She arranges to visit Andy and his wife at teatime. After the initial hugs and expressions of ‘heart-felt’(!) gratitude we get to the bit where for me time stopped. Rose just happens to have a stethoscope in her bag and, with Andy’s obvious consent, places the pad on his chest, over his heart. The only sound one hears is the regular beat of a healthy heart. But this is James’ heart, sorry, no, it’s now Andy’s – but Rose has heard it beating before no doubt, maybe lying with her face across James’ chest after an afternoon’s romantic country picnic. The turmoil of emotions she must feel were transmitted to us, the audience, well to me certainly. I can think of recipients of kidneys, bits of liver or bone marrow and I’m unaffected, but to personally listen to a sound you have known in another body is just so weird. Sorry rant over!

My sensitivity to the heart started in 2013 when I went to my GP with irregular chest pains. An ECG was followed by an Angiogram that found a reduction in the diameter of the main artery of some 80%. So the heart was fine, the piping needed replacing; a triple bypass sorted it out (Note 3). But I could have joined the 60,000 people in the UK who have a heart attack every year, away from hospital – of whom 5% survive!! I could have been one of those 57,000 – I could have died! Lucky, huh! Physically I feel fantastic and manage my five hot yoga sessions a week with ease, but there is this little piece of memory that keeps me smiling; put simply, I might not have been here. Today I went down to the beach, to look at the calm sea; (we have high pressure!) Did it make any difference that I was still here, that I hadn’t died? Would nature notice my absence? The sun will surely rise tomorrow, whether I’m here or not; funny thing, life.
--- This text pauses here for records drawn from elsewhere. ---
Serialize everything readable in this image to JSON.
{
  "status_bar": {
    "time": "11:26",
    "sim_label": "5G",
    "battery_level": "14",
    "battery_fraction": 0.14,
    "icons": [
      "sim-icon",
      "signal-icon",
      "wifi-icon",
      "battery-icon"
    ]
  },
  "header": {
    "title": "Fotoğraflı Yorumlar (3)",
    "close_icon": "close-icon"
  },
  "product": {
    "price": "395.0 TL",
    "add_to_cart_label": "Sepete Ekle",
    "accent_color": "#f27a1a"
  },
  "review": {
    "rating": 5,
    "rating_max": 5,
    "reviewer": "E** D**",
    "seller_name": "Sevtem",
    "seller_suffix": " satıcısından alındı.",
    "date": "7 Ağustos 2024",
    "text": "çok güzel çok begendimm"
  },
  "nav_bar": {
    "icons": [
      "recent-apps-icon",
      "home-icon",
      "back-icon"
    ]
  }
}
Richard 29th April 2022

http://www.postcardscribbles.co.uk

PS In PC 278 Unintended Consequences I wrote how us chaps must take care of our crown jewels. Jeremy Clarkson, writing in the Sunday Times on Easter Sunday, two days later, about his home gym, said this: “……  after a few seconds the pedal fell off the bicycle, which caused my testes to slump heavily onto the saddle. So I had to spend the next ten minutes uncrossing my eyes and  ….”!

Note 1. The issues covered included a long con artist, early pregnancy, an affair which is further complicated by a pregnancy, a divorce, a marriage and an unrealistic love affair. Exhaustingly busy!!

Note 2 This could have been Manchester United 1 Brighton & Hove Albion 3 – but maybe in my dreams?

Note 3. The human heart is about the size of a fist. For the new pipework the surgeon, or maybe one of his minions, took a vein from a leg. My left leg has a scar from mid-thigh to my ankle, some 65 centimetres of vein, to replace three pieces 8cms long??????